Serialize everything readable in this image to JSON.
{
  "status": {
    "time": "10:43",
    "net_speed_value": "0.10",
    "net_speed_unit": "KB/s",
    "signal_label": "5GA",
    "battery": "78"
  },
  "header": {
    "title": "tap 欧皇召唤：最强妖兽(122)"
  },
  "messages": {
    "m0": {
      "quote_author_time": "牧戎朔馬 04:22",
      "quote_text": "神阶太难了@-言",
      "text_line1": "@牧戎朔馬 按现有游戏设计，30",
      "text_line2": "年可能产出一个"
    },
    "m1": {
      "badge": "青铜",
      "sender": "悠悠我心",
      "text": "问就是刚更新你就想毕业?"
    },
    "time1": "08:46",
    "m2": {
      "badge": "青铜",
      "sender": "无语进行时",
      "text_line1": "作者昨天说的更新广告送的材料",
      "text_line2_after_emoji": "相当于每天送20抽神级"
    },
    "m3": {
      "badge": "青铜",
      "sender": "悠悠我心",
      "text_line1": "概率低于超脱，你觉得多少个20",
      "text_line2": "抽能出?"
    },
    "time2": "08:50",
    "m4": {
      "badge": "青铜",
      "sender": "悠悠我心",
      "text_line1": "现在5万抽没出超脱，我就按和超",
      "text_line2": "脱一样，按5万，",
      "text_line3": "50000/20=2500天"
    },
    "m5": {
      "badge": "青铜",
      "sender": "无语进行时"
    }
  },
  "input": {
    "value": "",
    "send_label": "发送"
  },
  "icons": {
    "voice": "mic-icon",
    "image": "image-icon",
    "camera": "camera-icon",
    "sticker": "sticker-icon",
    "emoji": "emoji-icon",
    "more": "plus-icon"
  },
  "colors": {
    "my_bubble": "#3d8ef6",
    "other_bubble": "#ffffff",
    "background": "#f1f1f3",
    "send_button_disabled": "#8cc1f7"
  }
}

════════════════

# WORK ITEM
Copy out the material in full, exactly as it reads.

# ANSWER FOR THIS EXERCISE
Serialize everything readable in this image to JSON.
{
  "status": {
    "time": "10:43",
    "net_speed_value": "0.10",
    "net_speed_unit": "KB/s",
    "signal_label": "5GA",
    "battery": "78"
  },
  "header": {
    "title": "tap 欧皇召唤：最强妖兽(122)"
  },
  "messages": {
    "m0": {
      "quote_author_time": "牧戎朔馬 04:22",
      "quote_text": "神阶太难了@-言",
      "text_line1": "@牧戎朔馬 按现有游戏设计，30",
      "text_line2": "年可能产出一个"
    },
    "m1": {
      "badge": "青铜",
      "sender": "悠悠我心",
      "text": "问就是刚更新你就想毕业?"
    },
    "time1": "08:46",
    "m2": {
      "badge": "青铜",
      "sender": "无语进行时",
      "text_line1": "作者昨天说的更新广告送的材料",
      "text_line2_after_emoji": "相当于每天送20抽神级"
    },
    "m3": {
      "badge": "青铜",
      "sender": "悠悠我心",
      "text_line1": "概率低于超脱，你觉得多少个20",
      "text_line2": "抽能出?"
    },
    "time2": "08:50",
    "m4": {
      "badge": "青铜",
      "sender": "悠悠我心",
      "text_line1": "现在5万抽没出超脱，我就按和超",
      "text_line2": "脱一样，按5万，",
      "text_line3": "50000/20=2500天"
    },
    "m5": {
      "badge": "青铜",
      "sender": "无语进行时"
    }
  },
  "input": {
    "value": "",
    "send_label": "发送"
  },
  "icons": {
    "voice": "mic-icon",
    "image": "image-icon",
    "camera": "camera-icon",
    "sticker": "sticker-icon",
    "emoji": "emoji-icon",
    "more": "plus-icon"
  },
  "colors": {
    "my_bubble": "#3d8ef6",
    "other_bubble": "#ffffff",
    "background": "#f1f1f3",
    "send_button_disabled": "#8cc1f7"
  }
}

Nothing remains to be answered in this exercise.